Using the line that contains "What's the underlying" as the start, restate each line word for word through the final line of the material below, and return only those.

◆ Record extracts ◆

[Start of section]

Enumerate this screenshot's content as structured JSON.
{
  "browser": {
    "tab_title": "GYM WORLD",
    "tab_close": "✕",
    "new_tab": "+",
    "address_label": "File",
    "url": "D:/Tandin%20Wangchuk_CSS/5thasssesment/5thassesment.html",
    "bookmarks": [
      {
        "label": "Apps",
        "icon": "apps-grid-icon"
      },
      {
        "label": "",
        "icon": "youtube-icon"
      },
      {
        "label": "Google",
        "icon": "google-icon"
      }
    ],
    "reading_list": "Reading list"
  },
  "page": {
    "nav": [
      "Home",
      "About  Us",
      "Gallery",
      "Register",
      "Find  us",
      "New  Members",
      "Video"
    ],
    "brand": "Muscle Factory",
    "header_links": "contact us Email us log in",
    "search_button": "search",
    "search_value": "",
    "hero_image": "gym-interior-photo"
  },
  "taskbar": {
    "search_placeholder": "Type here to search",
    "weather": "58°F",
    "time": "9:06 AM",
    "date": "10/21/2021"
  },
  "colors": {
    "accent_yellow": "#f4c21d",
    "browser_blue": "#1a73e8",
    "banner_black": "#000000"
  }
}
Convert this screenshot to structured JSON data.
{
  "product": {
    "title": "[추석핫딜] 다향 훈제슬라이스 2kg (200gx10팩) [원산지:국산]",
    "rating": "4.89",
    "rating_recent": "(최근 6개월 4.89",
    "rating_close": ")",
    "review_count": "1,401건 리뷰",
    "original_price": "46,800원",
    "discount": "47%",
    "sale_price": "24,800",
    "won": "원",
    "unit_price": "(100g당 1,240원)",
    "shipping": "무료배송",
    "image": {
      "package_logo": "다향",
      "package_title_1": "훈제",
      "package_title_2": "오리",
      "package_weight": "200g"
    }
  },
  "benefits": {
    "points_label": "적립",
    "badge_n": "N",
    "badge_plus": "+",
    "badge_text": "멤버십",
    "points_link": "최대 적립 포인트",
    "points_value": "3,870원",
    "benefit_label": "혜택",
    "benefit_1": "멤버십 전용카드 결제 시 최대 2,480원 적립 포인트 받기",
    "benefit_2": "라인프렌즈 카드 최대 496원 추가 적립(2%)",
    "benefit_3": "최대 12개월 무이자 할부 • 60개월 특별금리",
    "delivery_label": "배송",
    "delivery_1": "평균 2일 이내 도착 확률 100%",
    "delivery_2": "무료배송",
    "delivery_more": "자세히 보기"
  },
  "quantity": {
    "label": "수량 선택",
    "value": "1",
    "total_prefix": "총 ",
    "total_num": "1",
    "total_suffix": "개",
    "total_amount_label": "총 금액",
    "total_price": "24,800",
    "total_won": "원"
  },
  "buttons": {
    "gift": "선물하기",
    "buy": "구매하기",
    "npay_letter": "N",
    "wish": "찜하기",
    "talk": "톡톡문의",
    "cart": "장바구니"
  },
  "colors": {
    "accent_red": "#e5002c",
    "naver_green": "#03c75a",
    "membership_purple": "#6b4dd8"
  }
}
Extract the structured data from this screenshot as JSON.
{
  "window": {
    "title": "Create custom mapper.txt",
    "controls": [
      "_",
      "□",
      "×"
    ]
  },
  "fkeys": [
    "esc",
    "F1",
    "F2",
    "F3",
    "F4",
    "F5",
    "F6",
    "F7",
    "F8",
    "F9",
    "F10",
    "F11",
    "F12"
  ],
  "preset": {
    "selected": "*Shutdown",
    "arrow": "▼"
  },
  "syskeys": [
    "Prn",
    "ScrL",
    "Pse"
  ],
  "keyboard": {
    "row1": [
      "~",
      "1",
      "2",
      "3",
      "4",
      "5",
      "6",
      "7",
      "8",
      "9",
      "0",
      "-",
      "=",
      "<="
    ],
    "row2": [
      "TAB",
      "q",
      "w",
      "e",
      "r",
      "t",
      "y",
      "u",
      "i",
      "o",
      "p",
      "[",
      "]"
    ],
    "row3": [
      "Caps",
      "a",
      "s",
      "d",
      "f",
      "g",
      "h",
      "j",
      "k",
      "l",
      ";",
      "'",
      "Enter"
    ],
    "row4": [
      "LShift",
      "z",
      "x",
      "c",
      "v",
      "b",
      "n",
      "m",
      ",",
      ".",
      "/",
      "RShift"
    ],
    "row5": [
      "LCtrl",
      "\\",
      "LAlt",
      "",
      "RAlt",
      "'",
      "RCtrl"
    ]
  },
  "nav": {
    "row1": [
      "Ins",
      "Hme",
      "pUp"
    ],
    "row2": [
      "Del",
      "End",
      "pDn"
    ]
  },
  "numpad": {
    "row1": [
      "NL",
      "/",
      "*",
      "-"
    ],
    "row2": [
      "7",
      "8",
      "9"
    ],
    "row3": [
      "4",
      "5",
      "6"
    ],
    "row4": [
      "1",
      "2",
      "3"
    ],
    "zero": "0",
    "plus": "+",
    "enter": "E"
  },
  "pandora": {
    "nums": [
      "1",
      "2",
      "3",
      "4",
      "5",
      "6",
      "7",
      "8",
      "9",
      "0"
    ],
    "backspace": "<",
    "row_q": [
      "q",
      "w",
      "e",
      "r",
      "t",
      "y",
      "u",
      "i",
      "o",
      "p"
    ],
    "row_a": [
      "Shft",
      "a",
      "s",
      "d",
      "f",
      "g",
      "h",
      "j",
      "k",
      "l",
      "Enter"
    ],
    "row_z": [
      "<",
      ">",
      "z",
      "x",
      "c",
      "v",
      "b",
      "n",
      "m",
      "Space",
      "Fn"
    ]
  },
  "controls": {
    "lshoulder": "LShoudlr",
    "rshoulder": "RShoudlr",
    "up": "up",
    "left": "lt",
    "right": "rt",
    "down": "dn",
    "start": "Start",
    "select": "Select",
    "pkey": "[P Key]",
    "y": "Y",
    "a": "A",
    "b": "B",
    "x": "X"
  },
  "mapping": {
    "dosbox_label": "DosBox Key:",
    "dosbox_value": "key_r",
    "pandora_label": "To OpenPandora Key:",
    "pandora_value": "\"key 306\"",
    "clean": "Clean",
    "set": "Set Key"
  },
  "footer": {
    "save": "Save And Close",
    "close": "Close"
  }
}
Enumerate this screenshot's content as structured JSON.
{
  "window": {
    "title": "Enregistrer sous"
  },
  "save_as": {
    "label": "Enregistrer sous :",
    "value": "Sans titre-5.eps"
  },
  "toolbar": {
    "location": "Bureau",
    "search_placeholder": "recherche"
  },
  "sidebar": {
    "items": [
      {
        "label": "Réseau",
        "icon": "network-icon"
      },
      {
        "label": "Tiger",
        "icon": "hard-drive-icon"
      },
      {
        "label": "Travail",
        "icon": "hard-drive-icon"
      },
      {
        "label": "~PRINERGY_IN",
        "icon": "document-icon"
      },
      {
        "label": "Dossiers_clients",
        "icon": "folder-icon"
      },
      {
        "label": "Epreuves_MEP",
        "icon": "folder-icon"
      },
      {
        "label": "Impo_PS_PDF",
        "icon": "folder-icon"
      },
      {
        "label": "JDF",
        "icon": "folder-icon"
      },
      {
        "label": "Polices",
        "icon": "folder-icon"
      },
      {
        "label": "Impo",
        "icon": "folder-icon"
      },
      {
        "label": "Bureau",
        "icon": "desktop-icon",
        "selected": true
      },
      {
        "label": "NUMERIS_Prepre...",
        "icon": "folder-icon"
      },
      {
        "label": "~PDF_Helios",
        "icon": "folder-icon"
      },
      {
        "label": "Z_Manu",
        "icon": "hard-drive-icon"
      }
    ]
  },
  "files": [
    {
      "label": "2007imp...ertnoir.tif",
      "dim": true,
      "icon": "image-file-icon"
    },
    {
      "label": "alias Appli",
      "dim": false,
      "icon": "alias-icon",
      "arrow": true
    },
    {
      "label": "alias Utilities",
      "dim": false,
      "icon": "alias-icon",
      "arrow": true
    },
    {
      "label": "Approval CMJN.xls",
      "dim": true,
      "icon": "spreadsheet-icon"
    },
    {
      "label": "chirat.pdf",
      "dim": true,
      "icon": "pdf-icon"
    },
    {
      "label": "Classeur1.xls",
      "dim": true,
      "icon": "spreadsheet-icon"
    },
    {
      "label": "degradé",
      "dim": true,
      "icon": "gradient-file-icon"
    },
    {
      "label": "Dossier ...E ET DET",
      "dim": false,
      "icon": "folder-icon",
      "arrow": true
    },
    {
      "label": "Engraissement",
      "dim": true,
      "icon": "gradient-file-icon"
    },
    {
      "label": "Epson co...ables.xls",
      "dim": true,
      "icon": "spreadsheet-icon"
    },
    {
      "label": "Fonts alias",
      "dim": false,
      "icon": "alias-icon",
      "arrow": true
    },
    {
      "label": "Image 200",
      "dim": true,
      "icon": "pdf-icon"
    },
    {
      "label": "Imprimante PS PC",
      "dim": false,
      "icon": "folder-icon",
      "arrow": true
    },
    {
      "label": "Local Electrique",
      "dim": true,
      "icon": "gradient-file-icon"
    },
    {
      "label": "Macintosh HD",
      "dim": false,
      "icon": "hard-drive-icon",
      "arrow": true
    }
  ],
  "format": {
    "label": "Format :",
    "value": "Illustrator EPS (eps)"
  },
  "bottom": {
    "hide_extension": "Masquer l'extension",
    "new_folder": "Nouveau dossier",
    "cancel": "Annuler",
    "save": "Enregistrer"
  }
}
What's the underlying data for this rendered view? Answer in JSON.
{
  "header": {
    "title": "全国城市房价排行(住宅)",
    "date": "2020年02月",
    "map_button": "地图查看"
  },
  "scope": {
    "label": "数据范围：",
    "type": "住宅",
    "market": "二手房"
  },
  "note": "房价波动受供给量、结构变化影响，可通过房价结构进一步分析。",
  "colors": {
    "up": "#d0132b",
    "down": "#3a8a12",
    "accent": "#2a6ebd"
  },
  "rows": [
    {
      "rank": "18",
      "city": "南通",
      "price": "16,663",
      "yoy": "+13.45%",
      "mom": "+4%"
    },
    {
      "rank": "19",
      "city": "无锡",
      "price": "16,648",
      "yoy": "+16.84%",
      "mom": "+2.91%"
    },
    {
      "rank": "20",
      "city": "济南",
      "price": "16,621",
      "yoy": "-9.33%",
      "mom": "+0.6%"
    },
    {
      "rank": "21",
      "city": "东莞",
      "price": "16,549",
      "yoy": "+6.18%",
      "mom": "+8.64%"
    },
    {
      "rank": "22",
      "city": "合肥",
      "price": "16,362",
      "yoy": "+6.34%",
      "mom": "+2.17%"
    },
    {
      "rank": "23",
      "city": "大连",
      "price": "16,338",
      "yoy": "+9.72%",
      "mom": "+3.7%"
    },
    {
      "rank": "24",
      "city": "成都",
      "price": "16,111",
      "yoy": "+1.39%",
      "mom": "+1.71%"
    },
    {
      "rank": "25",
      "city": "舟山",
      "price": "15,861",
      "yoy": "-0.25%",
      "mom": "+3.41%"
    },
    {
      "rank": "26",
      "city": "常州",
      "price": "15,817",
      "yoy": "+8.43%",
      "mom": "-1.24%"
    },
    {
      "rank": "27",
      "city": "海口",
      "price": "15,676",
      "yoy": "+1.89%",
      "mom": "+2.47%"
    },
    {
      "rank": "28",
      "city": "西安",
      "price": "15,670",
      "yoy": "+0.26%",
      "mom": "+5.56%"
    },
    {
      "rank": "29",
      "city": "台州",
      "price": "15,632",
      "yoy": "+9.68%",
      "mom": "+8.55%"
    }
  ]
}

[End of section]

◆ Exercise output ◆
What's the underlying data for this rendered view? Answer in JSON.
{
  "header": {
    "title": "全国城市房价排行(住宅)",
    "date": "2020年02月",
    "map_button": "地图查看"
  },
  "scope": {
    "label": "数据范围：",
    "type": "住宅",
    "market": "二手房"
  },
  "note": "房价波动受供给量、结构变化影响，可通过房价结构进一步分析。",
  "colors": {
    "up": "#d0132b",
    "down": "#3a8a12",
    "accent": "#2a6ebd"
  },
  "rows": [
    {
      "rank": "18",
      "city": "南通",
      "price": "16,663",
      "yoy": "+13.45%",
      "mom": "+4%"
    },
    {
      "rank": "19",
      "city": "无锡",
      "price": "16,648",
      "yoy": "+16.84%",
      "mom": "+2.91%"
    },
    {
      "rank": "20",
      "city": "济南",
      "price": "16,621",
      "yoy": "-9.33%",
      "mom": "+0.6%"
    },
    {
      "rank": "21",
      "city": "东莞",
      "price": "16,549",
      "yoy": "+6.18%",
      "mom": "+8.64%"
    },
    {
      "rank": "22",
      "city": "合肥",
      "price": "16,362",
      "yoy": "+6.34%",
      "mom": "+2.17%"
    },
    {
      "rank": "23",
      "city": "大连",
      "price": "16,338",
      "yoy": "+9.72%",
      "mom": "+3.7%"
    },
    {
      "rank": "24",
      "city": "成都",
      "price": "16,111",
      "yoy": "+1.39%",
      "mom": "+1.71%"
    },
    {
      "rank": "25",
      "city": "舟山",
      "price": "15,861",
      "yoy": "-0.25%",
      "mom": "+3.41%"
    },
    {
      "rank": "26",
      "city": "常州",
      "price": "15,817",
      "yoy": "+8.43%",
      "mom": "-1.24%"
    },
    {
      "rank": "27",
      "city": "海口",
      "price": "15,676",
      "yoy": "+1.89%",
      "mom": "+2.47%"
    },
    {
      "rank": "28",
      "city": "西安",
      "price": "15,670",
      "yoy": "+0.26%",
      "mom": "+5.56%"
    },
    {
      "rank": "29",
      "city": "台州",
      "price": "15,632",
      "yoy": "+9.68%",
      "mom": "+8.55%"
    }
  ]
}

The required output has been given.